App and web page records
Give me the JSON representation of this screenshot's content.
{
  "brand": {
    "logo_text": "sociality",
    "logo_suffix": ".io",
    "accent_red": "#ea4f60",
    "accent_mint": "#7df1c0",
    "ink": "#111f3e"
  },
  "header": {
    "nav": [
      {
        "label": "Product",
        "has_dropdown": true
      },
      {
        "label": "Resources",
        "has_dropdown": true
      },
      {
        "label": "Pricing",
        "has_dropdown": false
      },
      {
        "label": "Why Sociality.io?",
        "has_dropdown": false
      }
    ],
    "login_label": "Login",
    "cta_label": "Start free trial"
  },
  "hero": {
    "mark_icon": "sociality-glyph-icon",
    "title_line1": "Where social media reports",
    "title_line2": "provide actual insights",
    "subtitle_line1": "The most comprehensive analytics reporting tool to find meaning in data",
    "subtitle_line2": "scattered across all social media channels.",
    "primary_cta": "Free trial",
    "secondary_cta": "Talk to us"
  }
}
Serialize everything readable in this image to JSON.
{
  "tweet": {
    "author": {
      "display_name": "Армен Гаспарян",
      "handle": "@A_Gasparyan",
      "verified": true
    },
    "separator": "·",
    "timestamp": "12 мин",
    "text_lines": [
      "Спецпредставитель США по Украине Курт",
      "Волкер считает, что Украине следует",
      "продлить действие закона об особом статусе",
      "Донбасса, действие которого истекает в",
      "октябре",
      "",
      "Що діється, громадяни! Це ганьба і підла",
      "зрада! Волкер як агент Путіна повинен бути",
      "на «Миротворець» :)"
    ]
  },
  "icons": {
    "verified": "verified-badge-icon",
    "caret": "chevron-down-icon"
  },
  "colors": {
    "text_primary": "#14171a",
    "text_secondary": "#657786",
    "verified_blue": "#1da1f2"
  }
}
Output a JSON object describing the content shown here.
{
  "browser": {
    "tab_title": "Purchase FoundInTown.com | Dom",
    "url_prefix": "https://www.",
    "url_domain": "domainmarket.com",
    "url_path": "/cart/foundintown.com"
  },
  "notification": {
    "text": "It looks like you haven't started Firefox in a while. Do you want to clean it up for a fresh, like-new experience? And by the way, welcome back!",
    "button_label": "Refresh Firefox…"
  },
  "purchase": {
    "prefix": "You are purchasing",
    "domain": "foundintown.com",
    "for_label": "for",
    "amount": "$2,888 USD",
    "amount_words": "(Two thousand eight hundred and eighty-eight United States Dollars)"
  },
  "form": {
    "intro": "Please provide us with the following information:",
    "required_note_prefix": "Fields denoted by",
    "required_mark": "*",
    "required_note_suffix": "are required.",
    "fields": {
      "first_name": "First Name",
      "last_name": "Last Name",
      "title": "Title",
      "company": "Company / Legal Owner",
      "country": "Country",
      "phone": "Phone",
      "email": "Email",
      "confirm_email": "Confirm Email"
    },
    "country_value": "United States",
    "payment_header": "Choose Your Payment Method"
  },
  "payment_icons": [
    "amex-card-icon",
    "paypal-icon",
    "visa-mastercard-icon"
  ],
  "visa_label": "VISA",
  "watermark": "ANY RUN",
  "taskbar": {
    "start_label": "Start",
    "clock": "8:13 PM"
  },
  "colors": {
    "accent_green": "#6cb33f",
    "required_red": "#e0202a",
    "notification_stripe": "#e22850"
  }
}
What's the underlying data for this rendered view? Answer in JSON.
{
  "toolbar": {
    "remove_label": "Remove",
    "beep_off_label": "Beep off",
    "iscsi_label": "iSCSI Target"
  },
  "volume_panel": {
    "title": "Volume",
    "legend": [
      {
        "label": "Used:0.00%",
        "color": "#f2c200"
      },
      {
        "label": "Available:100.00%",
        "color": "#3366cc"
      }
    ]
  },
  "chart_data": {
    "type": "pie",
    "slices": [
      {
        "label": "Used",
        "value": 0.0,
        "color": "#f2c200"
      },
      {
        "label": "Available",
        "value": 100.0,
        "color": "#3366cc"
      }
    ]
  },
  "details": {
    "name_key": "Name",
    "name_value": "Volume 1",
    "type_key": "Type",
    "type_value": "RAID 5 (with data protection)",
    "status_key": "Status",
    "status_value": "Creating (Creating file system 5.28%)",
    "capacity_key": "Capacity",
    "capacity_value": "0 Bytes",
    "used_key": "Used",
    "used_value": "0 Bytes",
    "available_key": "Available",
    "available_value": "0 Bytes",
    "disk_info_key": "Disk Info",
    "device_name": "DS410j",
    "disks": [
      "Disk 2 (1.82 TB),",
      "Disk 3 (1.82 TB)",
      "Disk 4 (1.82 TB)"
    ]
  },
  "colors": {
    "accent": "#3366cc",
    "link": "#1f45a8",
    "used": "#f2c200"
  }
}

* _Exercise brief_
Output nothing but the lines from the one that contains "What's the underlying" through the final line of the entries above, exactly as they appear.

* _Answer to this problem_
What's the underlying data for this rendered view? Answer in JSON.
{
  "toolbar": {
    "remove_label": "Remove",
    "beep_off_label": "Beep off",
    "iscsi_label": "iSCSI Target"
  },
  "volume_panel": {
    "title": "Volume",
    "legend": [
      {
        "label": "Used:0.00%",
        "color": "#f2c200"
      },
      {
        "label": "Available:100.00%",
        "color": "#3366cc"
      }
    ]
  },
  "chart_data": {
    "type": "pie",
    "slices": [
      {
        "label": "Used",
        "value": 0.0,
        "color": "#f2c200"
      },
      {
        "label": "Available",
        "value": 100.0,
        "color": "#3366cc"
      }
    ]
  },
  "details": {
    "name_key": "Name",
    "name_value": "Volume 1",
    "type_key": "Type",
    "type_value": "RAID 5 (with data protection)",
    "status_key": "Status",
    "status_value": "Creating (Creating file system 5.28%)",
    "capacity_key": "Capacity",
    "capacity_value": "0 Bytes",
    "used_key": "Used",
    "used_value": "0 Bytes",
    "available_key": "Available",
    "available_value": "0 Bytes",
    "disk_info_key": "Disk Info",
    "device_name": "DS410j",
    "disks": [
      "Disk 2 (1.82 TB),",
      "Disk 3 (1.82 TB)",
      "Disk 4 (1.82 TB)"
    ]
  },
  "colors": {
    "accent": "#3366cc",
    "link": "#1f45a8",
    "used": "#f2c200"
  }
}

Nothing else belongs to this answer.